Xennials – The Lost Generation



Recently I read an article on USAtoday.com written by Ryan Miller and contributed to by our own Dwight Adams of the Indy Star.  The piece titled, Are you a Xennial? How to tell if you’re the microgeneration between Gen X and Millennial, looks at the contrast between generations and how to know where you fit. I found it enlightening in more ways than one, but mostly because it’s me! They must be listening to my conversations (I mean big brother is everywhere) with my husband, where I say on repeat, “I am not a millennial!” I’ve long wondered if I am not a Gen X’er and I am definitely not a Millennial, where do I belong?  Thanks to this article, I now know I’m a “Xennial”!

Merriam Webster notes that the term Xennial was first used by writer Sarah Stankorb in GOOD magazine in September 2014. As the word Xennial becomes more prevalent, I think it’s time for me to introduce you to my generation.

Xennials were born somewhere between 1977 and 1983, and while Gen X and the Millennials include those as well, much changed during those 6 years. For starters, technology. I didn’t have a cell phone growing up. I can remember my dad having a “bag” phone in his car, and if I got to use it, that was a big deal. I studied abroad in college and used calling cards to check in with family. Shoot, I used a calling card to phone my parents from my dorm room. (I’m so glad I don’t have to deal with those anymore.)

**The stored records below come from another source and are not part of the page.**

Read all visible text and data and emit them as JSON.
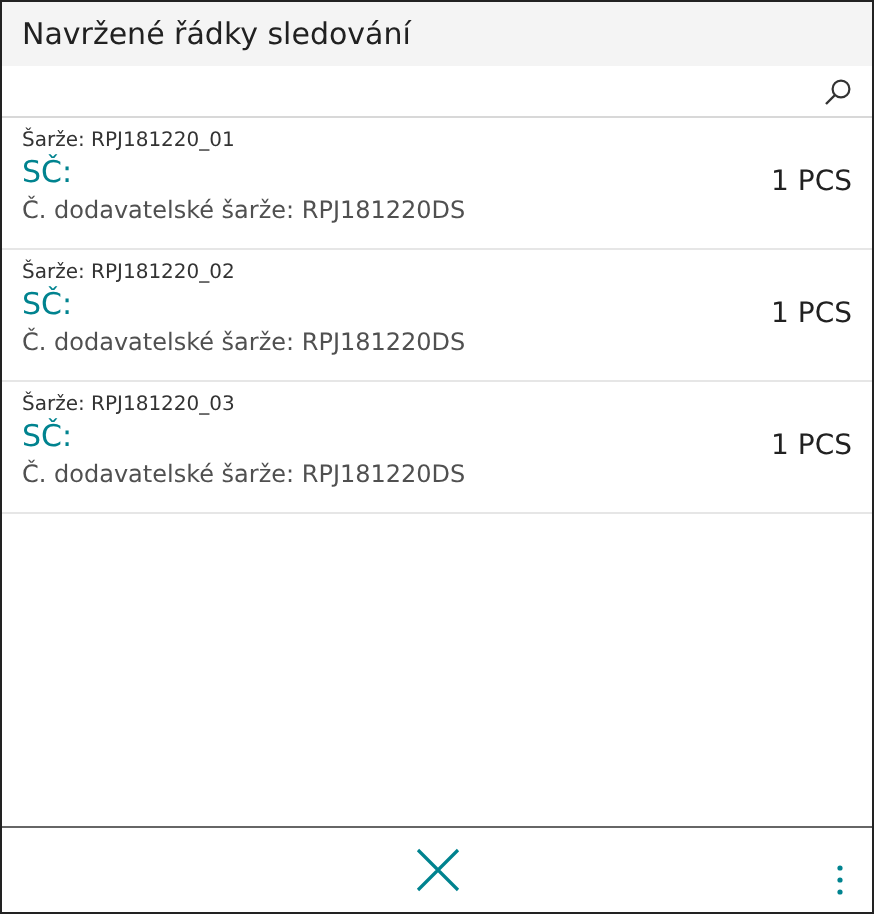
{
  "title": "Navržené řádky sledování",
  "rows": [
    {
      "lot": "Šarže: RPJ181220_01",
      "serial": "SČ:",
      "vendor_lot": "Č. dodavatelské šarže: RPJ181220DS",
      "quantity": "1 PCS"
    },
    {
      "lot": "Šarže: RPJ181220_02",
      "serial": "SČ:",
      "vendor_lot": "Č. dodavatelské šarže: RPJ181220DS",
      "quantity": "1 PCS"
    },
    {
      "lot": "Šarže: RPJ181220_03",
      "serial": "SČ:",
      "vendor_lot": "Č. dodavatelské šarže: RPJ181220DS",
      "quantity": "1 PCS"
    }
  ]
}
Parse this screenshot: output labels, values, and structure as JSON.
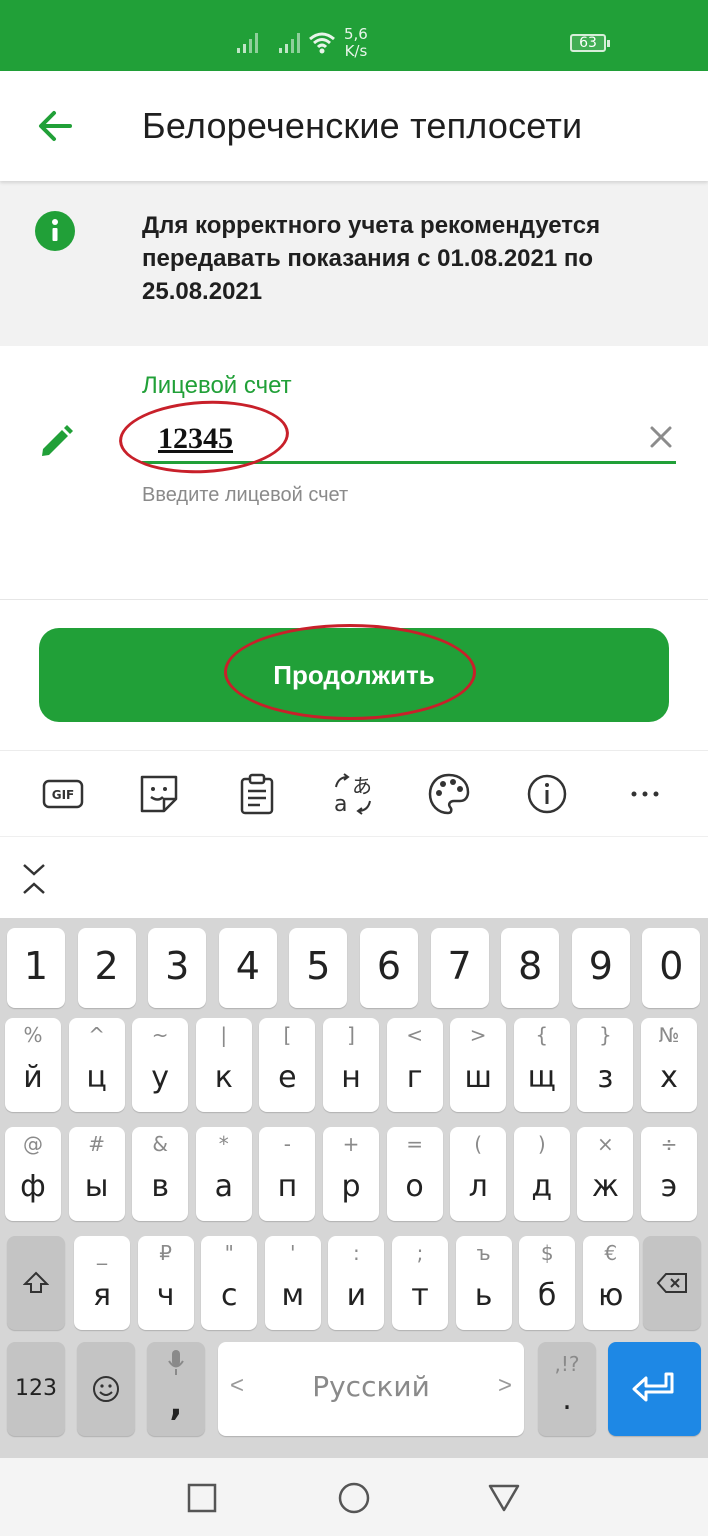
{
  "status_bar": {
    "speed_value": "5,6",
    "speed_unit": "K/s",
    "battery": "63",
    "background": "#21a038"
  },
  "app_bar": {
    "title": "Белореченские теплосети",
    "back_icon": "arrow-left-icon"
  },
  "notice": {
    "icon": "info-icon",
    "text": "Для корректного учета рекомендуется передавать показания с 01.08.2021 по 25.08.2021"
  },
  "form": {
    "label": "Лицевой счет",
    "value": "12345",
    "hint": "Введите лицевой счет",
    "edit_icon": "pencil-icon",
    "clear_icon": "close-icon"
  },
  "continue_button": {
    "label": "Продолжить"
  },
  "colors": {
    "accent": "#21a038",
    "annotation": "#c8202a",
    "enter_key": "#1e88e5"
  },
  "keyboard": {
    "toolbar": [
      {
        "name": "gif-icon",
        "label": "GIF"
      },
      {
        "name": "sticker-icon"
      },
      {
        "name": "clipboard-icon"
      },
      {
        "name": "translate-icon"
      },
      {
        "name": "palette-icon"
      },
      {
        "name": "info-circle-icon"
      },
      {
        "name": "more-icon"
      }
    ],
    "numbers": [
      "1",
      "2",
      "3",
      "4",
      "5",
      "6",
      "7",
      "8",
      "9",
      "0"
    ],
    "row1": [
      {
        "main": "й",
        "sub": "%"
      },
      {
        "main": "ц",
        "sub": "^"
      },
      {
        "main": "у",
        "sub": "~"
      },
      {
        "main": "к",
        "sub": "|"
      },
      {
        "main": "е",
        "sub": "["
      },
      {
        "main": "н",
        "sub": "]"
      },
      {
        "main": "г",
        "sub": "<"
      },
      {
        "main": "ш",
        "sub": ">"
      },
      {
        "main": "щ",
        "sub": "{"
      },
      {
        "main": "з",
        "sub": "}"
      },
      {
        "main": "х",
        "sub": "№"
      }
    ],
    "row2": [
      {
        "main": "ф",
        "sub": "@"
      },
      {
        "main": "ы",
        "sub": "#"
      },
      {
        "main": "в",
        "sub": "&"
      },
      {
        "main": "а",
        "sub": "*"
      },
      {
        "main": "п",
        "sub": "-"
      },
      {
        "main": "р",
        "sub": "+"
      },
      {
        "main": "о",
        "sub": "="
      },
      {
        "main": "л",
        "sub": "("
      },
      {
        "main": "д",
        "sub": ")"
      },
      {
        "main": "ж",
        "sub": "×"
      },
      {
        "main": "э",
        "sub": "÷"
      }
    ],
    "row3": [
      {
        "main": "я",
        "sub": "_"
      },
      {
        "main": "ч",
        "sub": "₽"
      },
      {
        "main": "с",
        "sub": "\""
      },
      {
        "main": "м",
        "sub": "'"
      },
      {
        "main": "и",
        "sub": ":"
      },
      {
        "main": "т",
        "sub": ";"
      },
      {
        "main": "ь",
        "sub": "ъ"
      },
      {
        "main": "б",
        "sub": "$"
      },
      {
        "main": "ю",
        "sub": "€"
      }
    ],
    "num_switch": "123",
    "comma": ",",
    "space_label": "Русский",
    "space_left": "<",
    "space_right": ">",
    "punct_sub": ",!?",
    "punct_main": "."
  }
}
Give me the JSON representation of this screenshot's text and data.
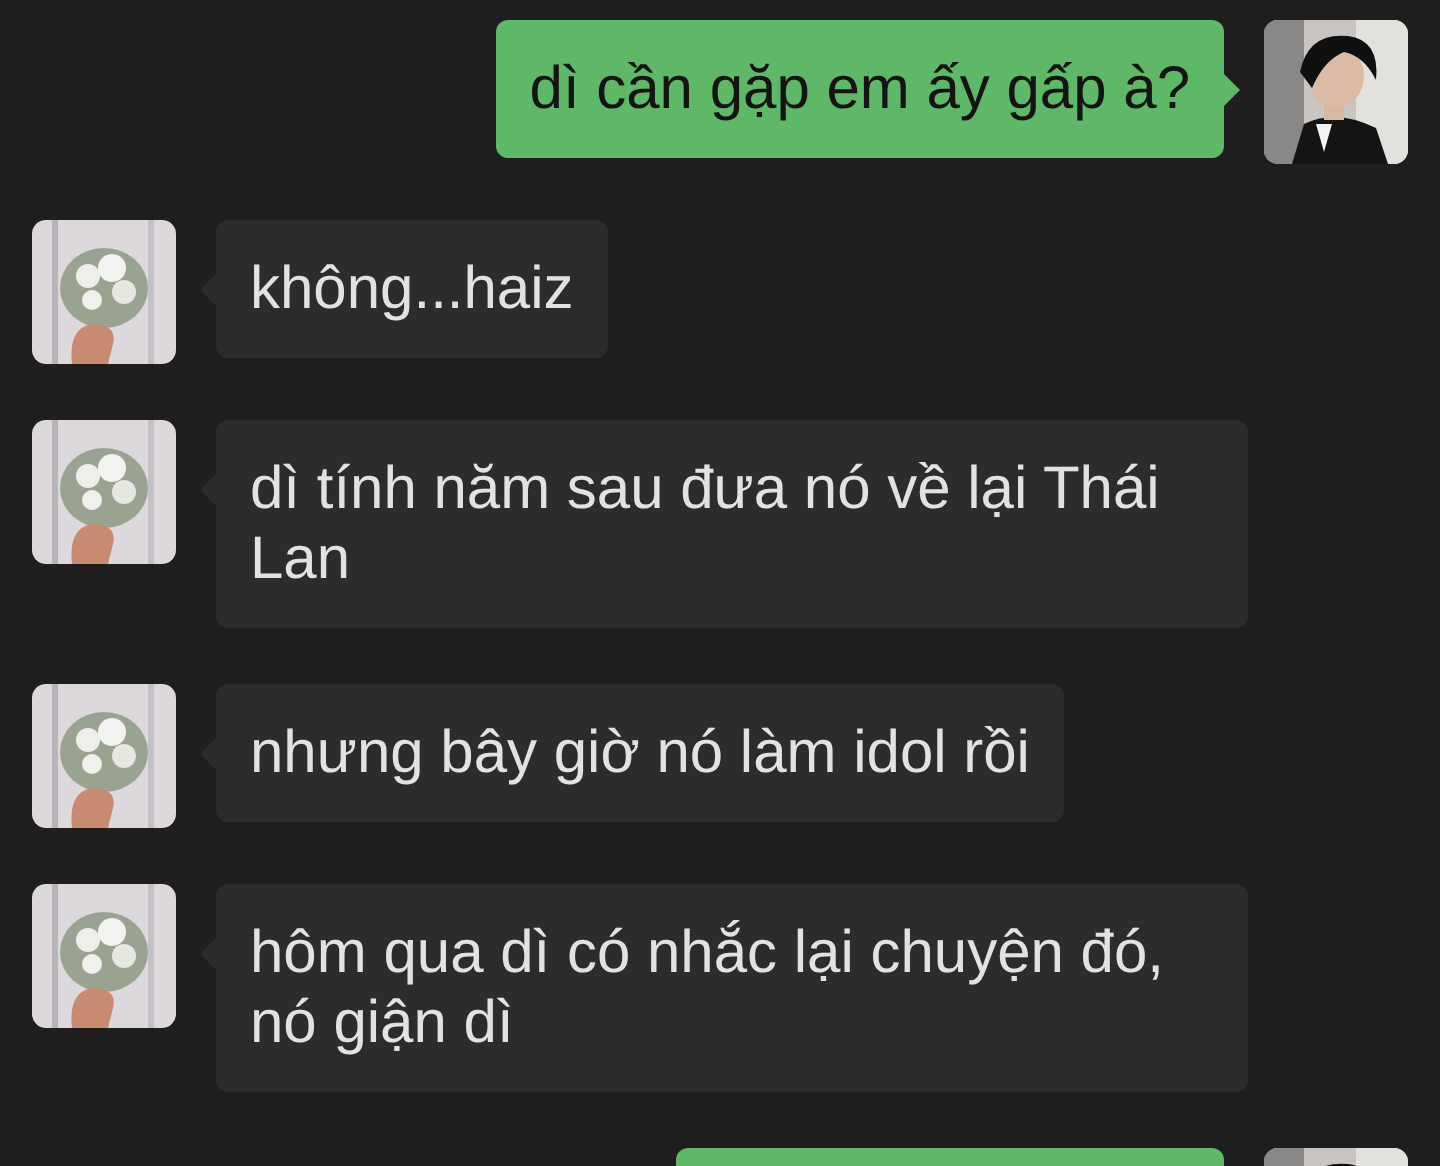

How about the internet? If you can still hear the dial-up modem attempting to connect you to AOL.com, raise your hand. My family had one landline, so if you want to use the world wide web, no calls were coming in that night either. Doing a report? Xennials headed to the library to check out encyclopedias! Those were Google before there was Google.

Social media is one of the most significant distinguishing factors of Xennial generation. I didn’t grow up with social media and recall a childhood free from online bullying, influencers, and Facebook.  Computers existed, of course, but I was only able to join Facebook during my senior year of college when they opened it up to our campus. And let me tell you, people were still acting crazy on social media back then.

What about economics? Author Stankorb notes, Xennials “landed in a fleeting sweet spot before the Recession that plagued Millennials’ launched. Yet we were still young enough that when the market crashed, we hadn’t yet invested much and didn’t lose as many homes or as much in retirement savings, unlike many Gen Xers.” I waited tables after college waiting on the right job, but most of my friends found success shortly after graduation.  And while I did sell my Apple stock right before the iPhone came out (HUGE mistake), I didn’t lose it all on the stock market or in real estate either.

Put simply, every generation has their own traits that make them unique. And while I never felt like I belonged in those traditional generations before, I now know who I am. Don’t know if you’re a Xennial yet? Take this quiz from the Guardian.